INDIGENOUS names for some of Newcastle’s most recognised icons will take priode of place in new signage as part of a trial in the city.
Smart City technology will bring the language of the Worimi and Awabakal peoples to the forefront, with signs listing the traditional names for landmarks including the harbour, Nobbys headland and Shepherds Hill.
The signs, which also feature the traditional stories of each place, will also use a sensor to recognise when people walk past, triggering the sign to play a recording pronouncing the traditional name.
The council is also working in a partnership to develop a virtual reality package depicting Newcastle’s landscape prior to European settlement.
"It is fantastic that the use of technology can actually bring us closer to Aboriginal heritage, and help us to preserve and educate about Indigenous heritage and language," lord mayor Nuatali Nelmes said.

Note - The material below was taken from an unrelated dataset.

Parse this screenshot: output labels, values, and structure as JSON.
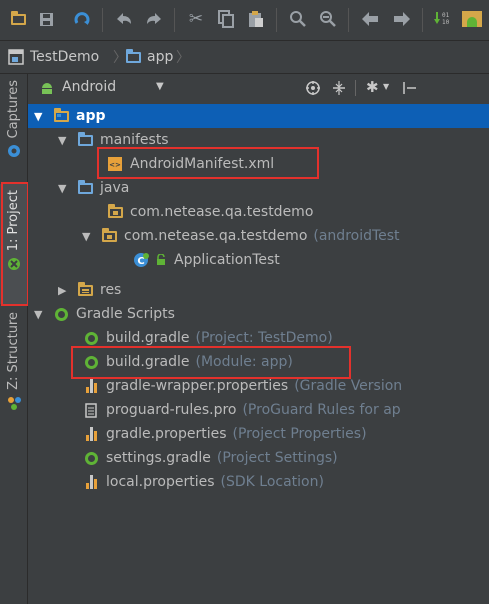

"The interactive signage and the VR package are exciting examples of how smart city tools and technology can be applied to very specific uses. I'm very proud of this effort to honour and preserve Aboriginal culture in our region."
The full virtual reality package will be released during NAIDOC Week.

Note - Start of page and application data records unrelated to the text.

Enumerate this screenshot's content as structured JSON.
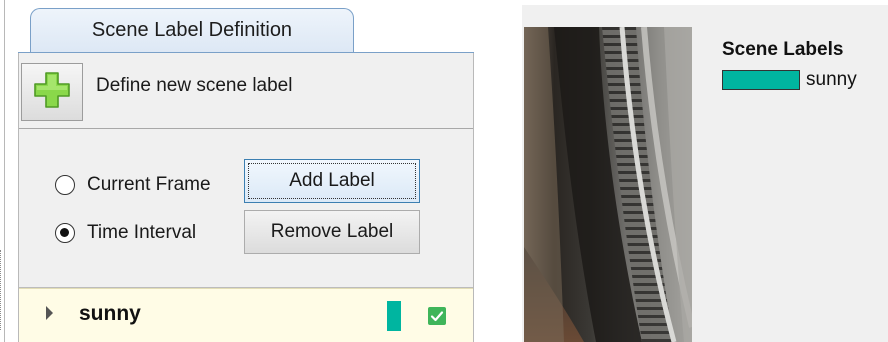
{
  "panel": {
    "tab_label": "Scene Label Definition",
    "define_new_label": "Define new scene label",
    "radio_current_frame": "Current Frame",
    "radio_time_interval": "Time Interval",
    "selected_option": "Time Interval",
    "add_label_button": "Add Label",
    "remove_label_button": "Remove Label",
    "labels": [
      {
        "name": "sunny",
        "color": "#00b5a0",
        "checked": true
      }
    ]
  },
  "viewer": {
    "legend_title": "Scene Labels",
    "legend_items": [
      {
        "name": "sunny",
        "color": "#00b5a0"
      }
    ]
  },
  "icons": {
    "add": "plus-icon",
    "expand": "caret-right-icon",
    "visible": "checkbox-checked-icon"
  },
  "colors": {
    "accent": "#3c7fb1",
    "label_row_bg": "#fffce6",
    "plus_green": "#7fd13b",
    "check_green": "#3fb55a"
  }
}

Names on the signs include Whibayganba (Nobbys head), Tahibihn (Flagstaff Hill), Khanterin (Shepherds Hill), Yohaaba (Port Hunter), Burrabihngarn (Pirate Point), Coquun (Hunter River south channel), Toohrnbing (Ironbark Creek”, and Burraghihnbihng (Hexham swamp).
In 2013 Newcastle City Council unanimously backed a push for dual naming of the city’s landmarks as a “reconciliation initiative”.